Down to the final line, print the records again exactly.

--- Raw data ---

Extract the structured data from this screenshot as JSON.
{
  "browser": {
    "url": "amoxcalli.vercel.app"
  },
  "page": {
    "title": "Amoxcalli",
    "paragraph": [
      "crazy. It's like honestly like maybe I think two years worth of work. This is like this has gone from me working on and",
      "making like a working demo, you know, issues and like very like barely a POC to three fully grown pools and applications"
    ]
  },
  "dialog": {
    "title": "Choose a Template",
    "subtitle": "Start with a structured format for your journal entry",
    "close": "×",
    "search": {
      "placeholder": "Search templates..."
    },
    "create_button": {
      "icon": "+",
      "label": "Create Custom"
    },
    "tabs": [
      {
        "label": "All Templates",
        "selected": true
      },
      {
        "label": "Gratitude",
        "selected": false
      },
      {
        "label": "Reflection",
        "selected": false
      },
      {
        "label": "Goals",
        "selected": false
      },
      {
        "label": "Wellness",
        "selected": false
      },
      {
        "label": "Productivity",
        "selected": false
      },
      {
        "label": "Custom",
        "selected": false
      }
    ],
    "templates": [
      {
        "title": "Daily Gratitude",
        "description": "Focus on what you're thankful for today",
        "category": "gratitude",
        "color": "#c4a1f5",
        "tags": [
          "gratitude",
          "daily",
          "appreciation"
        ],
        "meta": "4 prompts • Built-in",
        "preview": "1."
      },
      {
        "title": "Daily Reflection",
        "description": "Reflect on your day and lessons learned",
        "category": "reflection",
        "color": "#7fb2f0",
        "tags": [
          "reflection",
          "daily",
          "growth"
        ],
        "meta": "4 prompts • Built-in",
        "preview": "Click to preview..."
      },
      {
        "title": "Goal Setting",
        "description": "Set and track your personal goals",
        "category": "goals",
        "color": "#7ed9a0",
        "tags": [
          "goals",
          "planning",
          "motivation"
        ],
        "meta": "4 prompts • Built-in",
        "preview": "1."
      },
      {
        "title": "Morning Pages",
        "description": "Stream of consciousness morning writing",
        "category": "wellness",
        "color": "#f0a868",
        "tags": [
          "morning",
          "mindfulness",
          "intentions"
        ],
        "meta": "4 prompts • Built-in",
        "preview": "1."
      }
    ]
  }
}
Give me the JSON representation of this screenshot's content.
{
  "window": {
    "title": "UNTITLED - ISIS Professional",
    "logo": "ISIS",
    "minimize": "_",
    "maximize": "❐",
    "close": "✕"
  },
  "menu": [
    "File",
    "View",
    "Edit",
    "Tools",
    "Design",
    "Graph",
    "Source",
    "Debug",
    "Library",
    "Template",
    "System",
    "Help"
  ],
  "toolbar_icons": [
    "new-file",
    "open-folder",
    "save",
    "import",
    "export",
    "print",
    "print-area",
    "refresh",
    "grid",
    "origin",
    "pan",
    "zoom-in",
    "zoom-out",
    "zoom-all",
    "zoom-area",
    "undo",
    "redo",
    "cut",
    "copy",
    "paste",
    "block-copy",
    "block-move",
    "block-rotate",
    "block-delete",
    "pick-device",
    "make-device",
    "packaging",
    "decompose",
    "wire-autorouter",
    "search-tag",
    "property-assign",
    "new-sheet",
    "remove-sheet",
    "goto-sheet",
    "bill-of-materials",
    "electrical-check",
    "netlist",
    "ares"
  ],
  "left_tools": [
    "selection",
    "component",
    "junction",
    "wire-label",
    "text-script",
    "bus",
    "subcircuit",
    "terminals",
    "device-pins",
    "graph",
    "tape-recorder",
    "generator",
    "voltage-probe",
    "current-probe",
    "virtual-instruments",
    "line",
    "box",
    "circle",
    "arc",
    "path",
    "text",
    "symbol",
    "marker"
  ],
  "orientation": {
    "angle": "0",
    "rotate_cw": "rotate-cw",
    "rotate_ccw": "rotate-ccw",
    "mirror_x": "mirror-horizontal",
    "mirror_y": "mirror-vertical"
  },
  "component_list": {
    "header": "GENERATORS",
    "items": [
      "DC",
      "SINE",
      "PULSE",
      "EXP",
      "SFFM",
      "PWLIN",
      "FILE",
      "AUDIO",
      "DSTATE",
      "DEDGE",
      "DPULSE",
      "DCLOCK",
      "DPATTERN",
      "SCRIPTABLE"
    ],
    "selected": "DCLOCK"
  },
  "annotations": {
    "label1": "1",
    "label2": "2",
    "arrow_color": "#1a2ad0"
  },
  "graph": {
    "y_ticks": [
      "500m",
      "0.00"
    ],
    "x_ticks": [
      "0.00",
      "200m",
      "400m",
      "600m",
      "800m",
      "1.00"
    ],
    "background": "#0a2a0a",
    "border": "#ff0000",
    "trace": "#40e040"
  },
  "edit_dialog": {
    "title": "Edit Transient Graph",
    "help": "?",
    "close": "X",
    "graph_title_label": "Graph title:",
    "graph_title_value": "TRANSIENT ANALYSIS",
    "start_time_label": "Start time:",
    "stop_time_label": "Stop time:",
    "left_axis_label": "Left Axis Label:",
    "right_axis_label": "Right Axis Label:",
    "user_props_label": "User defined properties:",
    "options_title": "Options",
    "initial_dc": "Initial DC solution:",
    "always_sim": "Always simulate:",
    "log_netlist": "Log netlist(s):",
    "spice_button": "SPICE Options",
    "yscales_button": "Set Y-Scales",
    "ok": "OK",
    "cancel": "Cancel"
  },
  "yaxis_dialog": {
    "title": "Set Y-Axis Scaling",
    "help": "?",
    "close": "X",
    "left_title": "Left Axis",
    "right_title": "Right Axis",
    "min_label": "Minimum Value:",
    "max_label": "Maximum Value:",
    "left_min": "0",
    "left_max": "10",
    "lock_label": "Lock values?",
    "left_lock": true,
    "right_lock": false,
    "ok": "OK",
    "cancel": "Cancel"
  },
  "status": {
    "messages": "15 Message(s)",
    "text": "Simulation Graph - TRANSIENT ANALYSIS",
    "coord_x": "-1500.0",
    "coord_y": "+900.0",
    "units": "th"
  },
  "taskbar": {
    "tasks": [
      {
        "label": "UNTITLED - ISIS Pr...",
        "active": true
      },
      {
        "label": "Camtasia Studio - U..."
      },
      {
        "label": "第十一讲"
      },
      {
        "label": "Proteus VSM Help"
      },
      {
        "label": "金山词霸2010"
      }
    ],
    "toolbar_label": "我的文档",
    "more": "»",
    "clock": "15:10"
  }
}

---

- Exercise answer
Extract the structured data from this screenshot as JSON.
{
  "browser": {
    "url": "amoxcalli.vercel.app"
  },
  "page": {
    "title": "Amoxcalli",
    "paragraph": [
      "crazy. It's like honestly like maybe I think two years worth of work. This is like this has gone from me working on and",
      "making like a working demo, you know, issues and like very like barely a POC to three fully grown pools and applications"
    ]
  },
  "dialog": {
    "title": "Choose a Template",
    "subtitle": "Start with a structured format for your journal entry",
    "close": "×",
    "search": {
      "placeholder": "Search templates..."
    },
    "create_button": {
      "icon": "+",
      "label": "Create Custom"
    },
    "tabs": [
      {
        "label": "All Templates",
        "selected": true
      },
      {
        "label": "Gratitude",
        "selected": false
      },
      {
        "label": "Reflection",
        "selected": false
      },
      {
        "label": "Goals",
        "selected": false
      },
      {
        "label": "Wellness",
        "selected": false
      },
      {
        "label": "Productivity",
        "selected": false
      },
      {
        "label": "Custom",
        "selected": false
      }
    ],
    "templates": [
      {
        "title": "Daily Gratitude",
        "description": "Focus on what you're thankful for today",
        "category": "gratitude",
        "color": "#c4a1f5",
        "tags": [
          "gratitude",
          "daily",
          "appreciation"
        ],
        "meta": "4 prompts • Built-in",
        "preview": "1."
      },
      {
        "title": "Daily Reflection",
        "description": "Reflect on your day and lessons learned",
        "category": "reflection",
        "color": "#7fb2f0",
        "tags": [
          "reflection",
          "daily",
          "growth"
        ],
        "meta": "4 prompts • Built-in",
        "preview": "Click to preview..."
      },
      {
        "title": "Goal Setting",
        "description": "Set and track your personal goals",
        "category": "goals",
        "color": "#7ed9a0",
        "tags": [
          "goals",
          "planning",
          "motivation"
        ],
        "meta": "4 prompts • Built-in",
        "preview": "1."
      },
      {
        "title": "Morning Pages",
        "description": "Stream of consciousness morning writing",
        "category": "wellness",
        "color": "#f0a868",
        "tags": [
          "morning",
          "mindfulness",
          "intentions"
        ],
        "meta": "4 prompts • Built-in",
        "preview": "1."
      }
    ]
  }
}
Give me the JSON representation of this screenshot's content.
{
  "window": {
    "title": "UNTITLED - ISIS Professional",
    "logo": "ISIS",
    "minimize": "_",
    "maximize": "❐",
    "close": "✕"
  },
  "menu": [
    "File",
    "View",
    "Edit",
    "Tools",
    "Design",
    "Graph",
    "Source",
    "Debug",
    "Library",
    "Template",
    "System",
    "Help"
  ],
  "toolbar_icons": [
    "new-file",
    "open-folder",
    "save",
    "import",
    "export",
    "print",
    "print-area",
    "refresh",
    "grid",
    "origin",
    "pan",
    "zoom-in",
    "zoom-out",
    "zoom-all",
    "zoom-area",
    "undo",
    "redo",
    "cut",
    "copy",
    "paste",
    "block-copy",
    "block-move",
    "block-rotate",
    "block-delete",
    "pick-device",
    "make-device",
    "packaging",
    "decompose",
    "wire-autorouter",
    "search-tag",
    "property-assign",
    "new-sheet",
    "remove-sheet",
    "goto-sheet",
    "bill-of-materials",
    "electrical-check",
    "netlist",
    "ares"
  ],
  "left_tools": [
    "selection",
    "component",
    "junction",
    "wire-label",
    "text-script",
    "bus",
    "subcircuit",
    "terminals",
    "device-pins",
    "graph",
    "tape-recorder",
    "generator",
    "voltage-probe",
    "current-probe",
    "virtual-instruments",
    "line",
    "box",
    "circle",
    "arc",
    "path",
    "text",
    "symbol",
    "marker"
  ],
  "orientation": {
    "angle": "0",
    "rotate_cw": "rotate-cw",
    "rotate_ccw": "rotate-ccw",
    "mirror_x": "mirror-horizontal",
    "mirror_y": "mirror-vertical"
  },
  "component_list": {
    "header": "GENERATORS",
    "items": [
      "DC",
      "SINE",
      "PULSE",
      "EXP",
      "SFFM",
      "PWLIN",
      "FILE",
      "AUDIO",
      "DSTATE",
      "DEDGE",
      "DPULSE",
      "DCLOCK",
      "DPATTERN",
      "SCRIPTABLE"
    ],
    "selected": "DCLOCK"
  },
  "annotations": {
    "label1": "1",
    "label2": "2",
    "arrow_color": "#1a2ad0"
  },
  "graph": {
    "y_ticks": [
      "500m",
      "0.00"
    ],
    "x_ticks": [
      "0.00",
      "200m",
      "400m",
      "600m",
      "800m",
      "1.00"
    ],
    "background": "#0a2a0a",
    "border": "#ff0000",
    "trace": "#40e040"
  },
  "edit_dialog": {
    "title": "Edit Transient Graph",
    "help": "?",
    "close": "X",
    "graph_title_label": "Graph title:",
    "graph_title_value": "TRANSIENT ANALYSIS",
    "start_time_label": "Start time:",
    "stop_time_label": "Stop time:",
    "left_axis_label": "Left Axis Label:",
    "right_axis_label": "Right Axis Label:",
    "user_props_label": "User defined properties:",
    "options_title": "Options",
    "initial_dc": "Initial DC solution:",
    "always_sim": "Always simulate:",
    "log_netlist": "Log netlist(s):",
    "spice_button": "SPICE Options",
    "yscales_button": "Set Y-Scales",
    "ok": "OK",
    "cancel": "Cancel"
  },
  "yaxis_dialog": {
    "title": "Set Y-Axis Scaling",
    "help": "?",
    "close": "X",
    "left_title": "Left Axis",
    "right_title": "Right Axis",
    "min_label": "Minimum Value:",
    "max_label": "Maximum Value:",
    "left_min": "0",
    "left_max": "10",
    "lock_label": "Lock values?",
    "left_lock": true,
    "right_lock": false,
    "ok": "OK",
    "cancel": "Cancel"
  },
  "status": {
    "messages": "15 Message(s)",
    "text": "Simulation Graph - TRANSIENT ANALYSIS",
    "coord_x": "-1500.0",
    "coord_y": "+900.0",
    "units": "th"
  },
  "taskbar": {
    "tasks": [
      {
        "label": "UNTITLED - ISIS Pr...",
        "active": true
      },
      {
        "label": "Camtasia Studio - U..."
      },
      {
        "label": "第十一讲"
      },
      {
        "label": "Proteus VSM Help"
      },
      {
        "label": "金山词霸2010"
      }
    ],
    "toolbar_label": "我的文档",
    "more": "»",
    "clock": "15:10"
  }
}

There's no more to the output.